  • Redundant Interfaces:

    • Many devices support redundant interfaces for failover and load balancing. Properly securing these interfaces helps maintain network availability and prevents potential security vulnerabilities in failover scenarios.
  • Monitoring Interfaces:

    • Interfaces that connect to monitoring and security tools, such as Network Packet Brokers, need to be protected to prevent attackers from interfering with monitoring or manipulating data streams.

Securing these interfaces is essential to maintaining the overall security and integrity of your network devices and the data they handle. Regularly reviewing and updating security configurations, using strong authentication methods, and staying informed about the latest security practices are important steps to ensure network device security.

Security Management Best Practices

  • Physical Security:

    • Secure physical access to NPBs to prevent unauthorized tampering.
    • Store NPBs in controlled and monitored environments.
  • Vendor Security Guidelines:

    • Follow the security guidelines provided by the NPB vendor, including recommended configurations and best practices.
  • Redundancy and High Availability:

    • Implement redundancy and failover mechanisms to ensure continuous operation even in case of hardware or software failures.
  • Regular Audits and Assessments:

    • Conduct regular security assessments and penetration testing to identify vulnerabilities.
    • Perform audits to ensure compliance with security policies and industry standards.
  • Incident Response Plan:

    • Develop a well-defined incident response plan that outlines steps to be taken in case of a security breach involving NPBs.
    • Regularly review and update the plan to address evolving threats.
  • Employee Training:

    • Provide training to staff responsible for managing NPBs regarding security best practices, threat awareness, and incident response procedures.
  • Firmware and Software Updates:

    • Keep NPB firmware and software up to date with the latest security patches to address vulnerabilities.
    • Regularly check for vendor-provided updates and ensure a robust update process.
  • Network Segmentation:

    • Isolate the NPB management network from production networks to prevent unauthorized access.
    • Implement network segmentation to limit lateral movement in case of a breach.

By implementing these security measures, organizations can enhance the overall security posture of their network packet brokers and effectively manage the risks associated with network traffic monitoring and analysis.

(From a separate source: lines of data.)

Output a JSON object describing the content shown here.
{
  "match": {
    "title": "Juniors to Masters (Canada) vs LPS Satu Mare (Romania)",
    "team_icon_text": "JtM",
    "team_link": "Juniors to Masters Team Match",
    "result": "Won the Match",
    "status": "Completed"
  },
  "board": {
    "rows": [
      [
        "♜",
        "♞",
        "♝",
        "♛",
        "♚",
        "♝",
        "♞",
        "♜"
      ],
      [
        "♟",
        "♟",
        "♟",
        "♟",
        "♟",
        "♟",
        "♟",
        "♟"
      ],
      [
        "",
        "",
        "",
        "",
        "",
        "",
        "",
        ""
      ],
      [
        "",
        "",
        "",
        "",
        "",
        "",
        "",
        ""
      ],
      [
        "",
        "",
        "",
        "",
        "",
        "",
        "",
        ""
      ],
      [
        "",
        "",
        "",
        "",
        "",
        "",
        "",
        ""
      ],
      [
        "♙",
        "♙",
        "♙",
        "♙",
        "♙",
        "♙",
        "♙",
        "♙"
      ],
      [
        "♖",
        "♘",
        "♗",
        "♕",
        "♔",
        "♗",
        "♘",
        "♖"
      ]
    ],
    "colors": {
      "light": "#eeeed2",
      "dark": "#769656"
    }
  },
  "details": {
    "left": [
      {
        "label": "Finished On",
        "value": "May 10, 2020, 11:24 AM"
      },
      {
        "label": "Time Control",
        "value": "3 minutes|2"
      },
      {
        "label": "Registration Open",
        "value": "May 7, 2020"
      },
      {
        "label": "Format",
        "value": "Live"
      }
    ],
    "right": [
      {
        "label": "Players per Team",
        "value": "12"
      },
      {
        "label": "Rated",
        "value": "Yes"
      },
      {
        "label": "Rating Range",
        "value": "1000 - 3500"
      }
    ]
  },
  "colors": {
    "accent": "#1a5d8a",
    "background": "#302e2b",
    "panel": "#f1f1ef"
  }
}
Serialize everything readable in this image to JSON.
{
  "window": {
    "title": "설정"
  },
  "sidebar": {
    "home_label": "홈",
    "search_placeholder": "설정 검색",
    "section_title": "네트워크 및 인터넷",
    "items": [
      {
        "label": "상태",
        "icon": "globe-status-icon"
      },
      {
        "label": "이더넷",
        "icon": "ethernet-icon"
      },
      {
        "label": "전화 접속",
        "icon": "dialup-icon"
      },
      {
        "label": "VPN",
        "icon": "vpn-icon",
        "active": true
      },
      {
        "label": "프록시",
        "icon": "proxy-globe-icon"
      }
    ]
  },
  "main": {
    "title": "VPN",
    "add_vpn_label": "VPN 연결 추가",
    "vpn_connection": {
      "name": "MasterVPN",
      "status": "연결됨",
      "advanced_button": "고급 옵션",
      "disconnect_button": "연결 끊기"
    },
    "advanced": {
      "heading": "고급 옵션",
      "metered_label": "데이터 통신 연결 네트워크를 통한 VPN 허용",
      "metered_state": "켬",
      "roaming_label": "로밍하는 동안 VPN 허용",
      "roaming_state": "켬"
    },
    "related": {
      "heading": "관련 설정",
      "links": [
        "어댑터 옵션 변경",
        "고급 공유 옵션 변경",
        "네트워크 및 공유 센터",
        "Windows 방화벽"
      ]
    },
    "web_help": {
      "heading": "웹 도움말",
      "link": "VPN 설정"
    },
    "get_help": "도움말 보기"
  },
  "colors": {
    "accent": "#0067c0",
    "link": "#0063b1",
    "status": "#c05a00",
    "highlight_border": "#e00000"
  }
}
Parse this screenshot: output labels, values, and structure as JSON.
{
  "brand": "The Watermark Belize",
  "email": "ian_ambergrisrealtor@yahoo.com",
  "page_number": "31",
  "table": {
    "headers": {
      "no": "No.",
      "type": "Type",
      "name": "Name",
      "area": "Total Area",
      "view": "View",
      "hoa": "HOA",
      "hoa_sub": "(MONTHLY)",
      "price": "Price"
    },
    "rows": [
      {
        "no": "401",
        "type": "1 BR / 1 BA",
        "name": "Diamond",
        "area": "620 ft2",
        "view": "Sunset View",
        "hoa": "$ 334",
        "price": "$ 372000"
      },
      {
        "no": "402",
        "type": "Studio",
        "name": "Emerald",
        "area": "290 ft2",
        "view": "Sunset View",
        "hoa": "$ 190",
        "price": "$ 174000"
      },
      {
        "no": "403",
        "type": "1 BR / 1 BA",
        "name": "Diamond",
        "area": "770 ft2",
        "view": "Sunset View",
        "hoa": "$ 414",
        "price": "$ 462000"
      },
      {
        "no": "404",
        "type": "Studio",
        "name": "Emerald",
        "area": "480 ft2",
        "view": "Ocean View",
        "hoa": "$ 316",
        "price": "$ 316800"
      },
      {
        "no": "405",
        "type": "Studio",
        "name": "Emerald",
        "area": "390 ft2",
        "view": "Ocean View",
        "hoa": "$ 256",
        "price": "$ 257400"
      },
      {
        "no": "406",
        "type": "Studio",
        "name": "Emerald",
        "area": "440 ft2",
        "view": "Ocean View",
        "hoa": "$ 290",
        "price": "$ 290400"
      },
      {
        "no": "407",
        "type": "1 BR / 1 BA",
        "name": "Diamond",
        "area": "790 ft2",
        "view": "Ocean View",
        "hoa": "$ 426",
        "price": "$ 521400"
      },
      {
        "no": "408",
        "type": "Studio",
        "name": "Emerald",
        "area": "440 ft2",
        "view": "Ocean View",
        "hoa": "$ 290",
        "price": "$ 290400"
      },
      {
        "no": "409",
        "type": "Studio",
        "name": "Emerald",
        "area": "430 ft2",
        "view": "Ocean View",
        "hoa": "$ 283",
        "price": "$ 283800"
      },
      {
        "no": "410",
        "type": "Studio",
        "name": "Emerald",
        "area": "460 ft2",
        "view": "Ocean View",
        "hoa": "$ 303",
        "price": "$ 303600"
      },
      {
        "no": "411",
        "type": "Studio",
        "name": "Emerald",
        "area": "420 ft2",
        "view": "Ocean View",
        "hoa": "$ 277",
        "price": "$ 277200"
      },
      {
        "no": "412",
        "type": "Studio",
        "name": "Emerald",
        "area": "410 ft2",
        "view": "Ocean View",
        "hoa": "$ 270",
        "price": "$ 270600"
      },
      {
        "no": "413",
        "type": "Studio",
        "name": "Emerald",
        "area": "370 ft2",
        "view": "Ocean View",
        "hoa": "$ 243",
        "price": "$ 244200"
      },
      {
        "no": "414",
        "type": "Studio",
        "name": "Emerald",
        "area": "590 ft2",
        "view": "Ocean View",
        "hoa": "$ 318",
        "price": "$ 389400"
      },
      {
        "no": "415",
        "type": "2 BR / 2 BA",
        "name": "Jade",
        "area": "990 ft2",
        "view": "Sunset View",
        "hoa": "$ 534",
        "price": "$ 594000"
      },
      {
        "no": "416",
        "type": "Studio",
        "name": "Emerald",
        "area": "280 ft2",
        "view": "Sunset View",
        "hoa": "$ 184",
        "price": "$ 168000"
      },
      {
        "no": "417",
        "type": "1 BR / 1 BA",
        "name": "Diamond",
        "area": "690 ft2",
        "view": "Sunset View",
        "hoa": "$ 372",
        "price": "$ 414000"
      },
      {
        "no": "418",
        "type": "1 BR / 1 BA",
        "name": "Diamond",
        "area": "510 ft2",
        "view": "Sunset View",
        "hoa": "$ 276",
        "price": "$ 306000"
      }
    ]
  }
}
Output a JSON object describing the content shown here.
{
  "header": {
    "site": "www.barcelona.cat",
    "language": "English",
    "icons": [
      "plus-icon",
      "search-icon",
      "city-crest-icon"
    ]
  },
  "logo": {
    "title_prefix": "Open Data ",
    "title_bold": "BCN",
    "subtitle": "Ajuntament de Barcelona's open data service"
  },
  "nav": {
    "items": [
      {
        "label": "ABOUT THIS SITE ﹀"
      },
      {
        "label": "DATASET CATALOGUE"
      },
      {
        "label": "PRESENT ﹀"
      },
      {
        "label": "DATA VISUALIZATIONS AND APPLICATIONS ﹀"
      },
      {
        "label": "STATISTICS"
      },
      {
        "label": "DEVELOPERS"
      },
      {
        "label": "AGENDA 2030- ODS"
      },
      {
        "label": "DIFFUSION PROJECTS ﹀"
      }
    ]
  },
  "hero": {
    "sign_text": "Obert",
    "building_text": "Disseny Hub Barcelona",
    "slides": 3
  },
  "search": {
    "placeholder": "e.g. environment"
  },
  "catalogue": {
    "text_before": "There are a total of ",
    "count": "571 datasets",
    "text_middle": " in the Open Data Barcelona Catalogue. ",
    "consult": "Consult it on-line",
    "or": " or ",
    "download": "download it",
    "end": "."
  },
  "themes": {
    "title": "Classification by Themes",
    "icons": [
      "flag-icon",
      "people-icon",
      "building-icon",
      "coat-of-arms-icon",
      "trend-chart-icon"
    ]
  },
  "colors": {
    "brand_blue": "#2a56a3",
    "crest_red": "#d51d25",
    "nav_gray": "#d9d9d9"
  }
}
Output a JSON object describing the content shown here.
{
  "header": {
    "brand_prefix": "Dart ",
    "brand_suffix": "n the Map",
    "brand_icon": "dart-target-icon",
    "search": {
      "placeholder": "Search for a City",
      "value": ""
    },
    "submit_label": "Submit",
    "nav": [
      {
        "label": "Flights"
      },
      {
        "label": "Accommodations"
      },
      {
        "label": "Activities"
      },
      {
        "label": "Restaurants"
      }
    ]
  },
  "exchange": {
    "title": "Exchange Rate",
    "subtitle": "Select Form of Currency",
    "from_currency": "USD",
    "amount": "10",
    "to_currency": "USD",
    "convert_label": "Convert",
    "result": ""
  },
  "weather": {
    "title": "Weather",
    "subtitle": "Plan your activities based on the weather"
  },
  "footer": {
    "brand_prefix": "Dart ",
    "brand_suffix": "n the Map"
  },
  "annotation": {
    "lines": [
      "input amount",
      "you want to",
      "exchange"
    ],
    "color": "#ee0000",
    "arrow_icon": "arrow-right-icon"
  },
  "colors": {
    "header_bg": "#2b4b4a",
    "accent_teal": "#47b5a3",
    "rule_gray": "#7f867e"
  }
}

It’s important to continuously monitor and adapt these measures to address emerging security threats and vulnerabilities.

Recent Posts


We'll be Glad to Help You

For the latest information, product updates, and to check the status of your service agreement, please contact our support team